Fatigue is the best pillow. - Benjamin Franklin
Day 33 and that is what I'm experiencing. Fatigue! I don't know exactly what old Ben was thinking, but I'm sure not liking this fatigue. I guess I'm beginning to reach a point in this course of chemotherapy and radiation where this side effect, fatigue, is becoming prominent.
I am finding that I am reasonably functional for about 6 to 7 hours currently. Today should have been a pretty easy day. I only had my 15 minute radiation treatment. Then I drove over to my CPA's office to drop off some tax papers (yes, I'm one of those who seems to perpetually be on an extension each year even though my taxes are quite simple these days). And then I drove to the Walmart to pick up a couple prescriptions awaiting me. And, then it was back to Judy's house. It was about 3 PM.
I had to drag myself into the house and up the one flight of stairs to one of the spare bedrooms I'm using. I then parked myself on the bed and that was it. I didn't fall asleep. I answered emails and texts. But, I didn't have any energy to tackle any of the projects I had on my agenda for this afternoon. This is just not me. Sadly, I think this is going to get worse before it gets better. I have one more day of radiation this week.
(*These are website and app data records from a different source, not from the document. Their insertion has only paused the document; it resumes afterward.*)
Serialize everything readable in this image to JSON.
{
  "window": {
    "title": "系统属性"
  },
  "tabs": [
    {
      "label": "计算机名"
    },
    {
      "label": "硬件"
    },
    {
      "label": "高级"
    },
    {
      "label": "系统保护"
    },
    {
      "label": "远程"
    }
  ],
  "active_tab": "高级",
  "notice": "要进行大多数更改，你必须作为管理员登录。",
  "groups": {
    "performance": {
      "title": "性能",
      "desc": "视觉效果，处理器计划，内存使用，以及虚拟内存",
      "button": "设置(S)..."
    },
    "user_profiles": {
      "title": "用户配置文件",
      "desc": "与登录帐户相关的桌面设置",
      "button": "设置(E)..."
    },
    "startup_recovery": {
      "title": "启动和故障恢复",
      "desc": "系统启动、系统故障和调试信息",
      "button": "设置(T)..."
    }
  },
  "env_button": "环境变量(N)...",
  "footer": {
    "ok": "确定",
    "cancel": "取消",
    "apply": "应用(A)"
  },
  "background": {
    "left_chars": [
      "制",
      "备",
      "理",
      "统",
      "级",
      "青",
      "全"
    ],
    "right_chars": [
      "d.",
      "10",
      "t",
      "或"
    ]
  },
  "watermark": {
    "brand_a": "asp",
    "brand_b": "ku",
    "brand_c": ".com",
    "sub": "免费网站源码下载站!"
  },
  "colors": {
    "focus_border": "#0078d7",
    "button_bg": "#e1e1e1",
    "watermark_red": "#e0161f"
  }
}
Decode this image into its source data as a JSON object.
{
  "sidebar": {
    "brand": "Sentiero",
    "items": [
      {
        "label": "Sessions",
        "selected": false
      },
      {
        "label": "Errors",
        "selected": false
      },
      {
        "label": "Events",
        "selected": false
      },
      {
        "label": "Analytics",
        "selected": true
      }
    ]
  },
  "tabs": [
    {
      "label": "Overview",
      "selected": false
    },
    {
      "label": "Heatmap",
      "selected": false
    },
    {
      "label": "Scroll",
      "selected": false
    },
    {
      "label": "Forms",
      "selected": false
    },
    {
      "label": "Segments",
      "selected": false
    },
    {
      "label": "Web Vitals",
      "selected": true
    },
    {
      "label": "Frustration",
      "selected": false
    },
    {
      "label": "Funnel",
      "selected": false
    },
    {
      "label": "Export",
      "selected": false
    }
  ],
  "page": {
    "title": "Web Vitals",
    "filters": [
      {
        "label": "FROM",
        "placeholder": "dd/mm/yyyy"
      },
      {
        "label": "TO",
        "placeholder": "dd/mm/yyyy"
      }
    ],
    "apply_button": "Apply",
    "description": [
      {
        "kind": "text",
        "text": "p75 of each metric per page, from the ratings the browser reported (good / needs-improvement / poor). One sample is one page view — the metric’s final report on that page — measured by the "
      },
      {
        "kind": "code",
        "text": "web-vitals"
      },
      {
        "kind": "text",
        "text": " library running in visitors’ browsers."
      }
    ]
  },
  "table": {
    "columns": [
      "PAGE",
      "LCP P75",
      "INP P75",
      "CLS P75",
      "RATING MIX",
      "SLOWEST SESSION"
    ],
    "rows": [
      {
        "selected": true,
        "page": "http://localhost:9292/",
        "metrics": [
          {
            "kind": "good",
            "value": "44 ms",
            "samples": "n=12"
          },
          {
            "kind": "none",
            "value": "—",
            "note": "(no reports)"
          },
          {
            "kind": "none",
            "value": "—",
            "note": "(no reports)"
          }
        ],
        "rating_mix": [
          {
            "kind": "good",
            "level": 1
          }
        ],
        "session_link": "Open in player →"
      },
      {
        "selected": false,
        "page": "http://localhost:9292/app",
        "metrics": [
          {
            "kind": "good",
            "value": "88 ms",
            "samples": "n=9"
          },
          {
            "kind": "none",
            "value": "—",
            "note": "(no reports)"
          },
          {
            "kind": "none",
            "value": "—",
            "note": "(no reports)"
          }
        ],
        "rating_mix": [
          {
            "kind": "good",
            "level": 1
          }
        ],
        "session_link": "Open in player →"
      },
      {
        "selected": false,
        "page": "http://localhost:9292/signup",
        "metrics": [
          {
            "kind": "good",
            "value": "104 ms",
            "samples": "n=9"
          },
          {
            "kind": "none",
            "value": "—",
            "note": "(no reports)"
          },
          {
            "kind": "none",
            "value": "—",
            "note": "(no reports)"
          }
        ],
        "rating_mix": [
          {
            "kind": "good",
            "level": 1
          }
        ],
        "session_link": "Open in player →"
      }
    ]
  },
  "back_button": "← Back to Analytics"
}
Tomorrow, Carolyn is driving in from West Virginia to pick me up, take me over to the Cancer Center and then we'll drive back to West Virginia for the weekend. Monday she'll drive me back and I'll have another week of the same regimen . . . radiation five days, chemotherapy one day and a meeting with a new doctor after chemo on Wednesday. Only three more weeks to go. I will be finished with all the chemo and radiation on October 25th. Frankly, at this point, it seems like that could be a lifetime away.
By sometime next week I may begin to have difficulty eating traditional meals due to the effects of the radiation as well as the chemo. I was forewarned of this by Rodney Huff, my medical oncologist's “first officer.” So, I may move to smoothies and pureed foods. And, if it gets even more difficult, I may have a feeding tube inserted.
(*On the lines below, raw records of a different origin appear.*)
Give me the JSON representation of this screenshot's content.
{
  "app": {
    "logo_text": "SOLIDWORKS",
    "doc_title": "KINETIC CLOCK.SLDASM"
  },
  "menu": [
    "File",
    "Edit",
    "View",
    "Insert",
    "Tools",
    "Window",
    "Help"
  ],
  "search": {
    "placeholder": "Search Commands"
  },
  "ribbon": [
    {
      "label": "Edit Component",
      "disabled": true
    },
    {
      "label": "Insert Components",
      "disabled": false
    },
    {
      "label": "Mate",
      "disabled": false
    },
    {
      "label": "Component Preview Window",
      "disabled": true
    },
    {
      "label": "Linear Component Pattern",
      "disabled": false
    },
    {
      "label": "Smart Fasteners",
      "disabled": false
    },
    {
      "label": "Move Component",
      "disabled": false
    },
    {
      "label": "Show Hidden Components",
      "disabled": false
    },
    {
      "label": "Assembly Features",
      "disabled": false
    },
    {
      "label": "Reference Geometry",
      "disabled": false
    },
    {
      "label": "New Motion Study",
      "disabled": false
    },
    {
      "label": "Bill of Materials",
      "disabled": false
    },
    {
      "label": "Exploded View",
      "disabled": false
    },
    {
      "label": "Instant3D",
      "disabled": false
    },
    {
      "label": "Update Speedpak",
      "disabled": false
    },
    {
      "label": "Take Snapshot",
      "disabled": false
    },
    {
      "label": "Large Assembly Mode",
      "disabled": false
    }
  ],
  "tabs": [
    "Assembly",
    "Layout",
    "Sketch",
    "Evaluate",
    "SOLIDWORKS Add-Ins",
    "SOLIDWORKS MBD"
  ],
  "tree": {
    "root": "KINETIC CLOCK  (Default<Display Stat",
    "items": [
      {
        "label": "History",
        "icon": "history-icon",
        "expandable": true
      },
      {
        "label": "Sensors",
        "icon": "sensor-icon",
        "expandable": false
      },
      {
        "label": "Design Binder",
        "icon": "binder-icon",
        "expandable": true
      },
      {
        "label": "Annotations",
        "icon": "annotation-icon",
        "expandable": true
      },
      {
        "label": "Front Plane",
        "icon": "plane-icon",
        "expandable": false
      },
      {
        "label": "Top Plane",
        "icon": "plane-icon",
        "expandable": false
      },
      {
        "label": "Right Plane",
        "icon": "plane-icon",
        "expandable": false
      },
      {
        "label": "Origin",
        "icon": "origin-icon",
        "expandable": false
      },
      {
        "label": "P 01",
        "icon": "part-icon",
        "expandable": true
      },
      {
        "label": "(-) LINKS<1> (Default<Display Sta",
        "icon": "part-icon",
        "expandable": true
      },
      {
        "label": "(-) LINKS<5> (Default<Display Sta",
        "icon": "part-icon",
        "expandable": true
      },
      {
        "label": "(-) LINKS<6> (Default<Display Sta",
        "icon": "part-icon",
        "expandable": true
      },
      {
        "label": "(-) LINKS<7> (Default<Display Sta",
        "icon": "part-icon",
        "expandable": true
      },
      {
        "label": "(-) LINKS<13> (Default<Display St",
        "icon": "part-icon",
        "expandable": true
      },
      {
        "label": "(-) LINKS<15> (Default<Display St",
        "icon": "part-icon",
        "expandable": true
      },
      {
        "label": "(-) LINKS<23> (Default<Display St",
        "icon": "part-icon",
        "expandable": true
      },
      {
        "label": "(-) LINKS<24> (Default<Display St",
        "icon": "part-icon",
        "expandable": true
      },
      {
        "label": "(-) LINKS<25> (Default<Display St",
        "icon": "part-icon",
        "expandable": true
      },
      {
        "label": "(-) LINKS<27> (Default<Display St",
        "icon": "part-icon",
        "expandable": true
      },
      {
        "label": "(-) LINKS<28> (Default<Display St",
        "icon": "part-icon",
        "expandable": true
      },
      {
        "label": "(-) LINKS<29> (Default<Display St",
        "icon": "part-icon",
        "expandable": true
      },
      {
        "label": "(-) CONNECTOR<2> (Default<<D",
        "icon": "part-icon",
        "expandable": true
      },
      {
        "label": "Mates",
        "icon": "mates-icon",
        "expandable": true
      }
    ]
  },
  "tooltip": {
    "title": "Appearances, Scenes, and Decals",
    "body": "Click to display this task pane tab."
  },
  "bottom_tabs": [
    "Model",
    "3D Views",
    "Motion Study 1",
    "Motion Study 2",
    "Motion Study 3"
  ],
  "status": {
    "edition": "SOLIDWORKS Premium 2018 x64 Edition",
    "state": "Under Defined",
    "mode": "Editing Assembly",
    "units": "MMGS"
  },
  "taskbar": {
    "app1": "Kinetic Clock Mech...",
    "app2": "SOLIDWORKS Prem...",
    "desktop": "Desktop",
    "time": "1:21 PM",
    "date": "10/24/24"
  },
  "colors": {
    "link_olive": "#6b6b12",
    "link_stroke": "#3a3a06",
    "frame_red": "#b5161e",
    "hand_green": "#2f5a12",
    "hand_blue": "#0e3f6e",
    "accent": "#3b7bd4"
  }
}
Don't get the wrong idea. I'm really not whining or complaining. Based on everything that led up to this circumstance, I could be pushing up daisies. I'm thankful and in awe that I'm alive and able to experience this adventure. What's the old saying, “When the going gets tough, the tough get going?” I'm not the first person to go through this and I'm surely not going to be the last. And, so far, I'm doing great. I work very hard at keeping my attitude up. But, that doesn't mean I don't have 'my times.'
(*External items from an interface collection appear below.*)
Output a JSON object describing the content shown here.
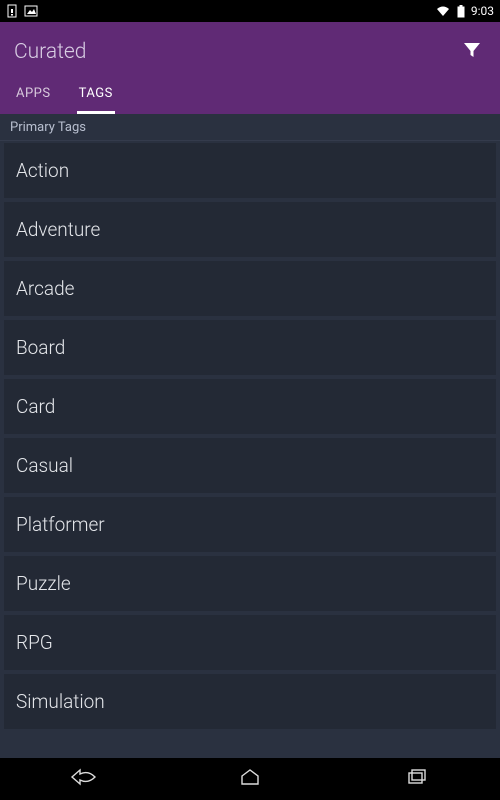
{
  "status": {
    "time": "9:03"
  },
  "header": {
    "title": "Curated"
  },
  "tabs": [
    {
      "label": "APPS",
      "active": false
    },
    {
      "label": "TAGS",
      "active": true
    }
  ],
  "section": {
    "header": "Primary Tags"
  },
  "tags": [
    "Action",
    "Adventure",
    "Arcade",
    "Board",
    "Card",
    "Casual",
    "Platformer",
    "Puzzle",
    "RPG",
    "Simulation"
  ]
}
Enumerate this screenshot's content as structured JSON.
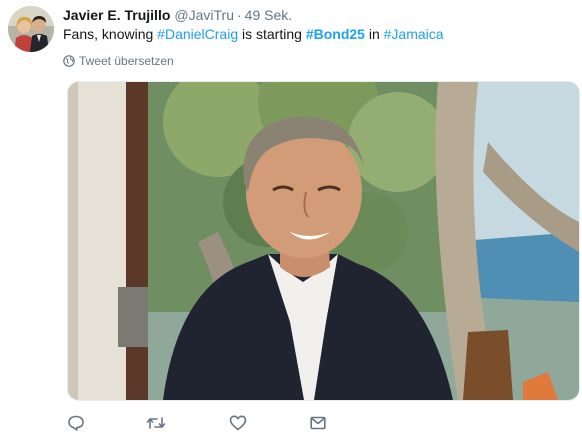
{
  "tweet": {
    "author_name": "Javier E. Trujillo",
    "handle": "@JaviTru",
    "separator": "·",
    "timestamp": "49 Sek.",
    "text_parts": {
      "p1": "Fans, knowing ",
      "h1": "#DanielCraig",
      "p2": " is starting ",
      "h2": "#Bond25",
      "p3": " in ",
      "h3": "#Jamaica"
    },
    "translate_label": "Tweet übersetzen"
  },
  "icons": {
    "globe": "globe-icon",
    "reply": "reply-icon",
    "retweet": "retweet-icon",
    "like": "heart-icon",
    "dm": "envelope-icon"
  },
  "colors": {
    "link": "#1da1f2",
    "secondary_text": "#657786",
    "primary_text": "#14171a"
  }
}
Not much else to say right now. Again, I remind you that at the beginning of this series of articles there would be some boring posts. It takes energy to keep the wheels turning in the brain to generate interesting prose. That energy is not in me tonight. So, with that I'll simply say . . .
Live free and be happy. EH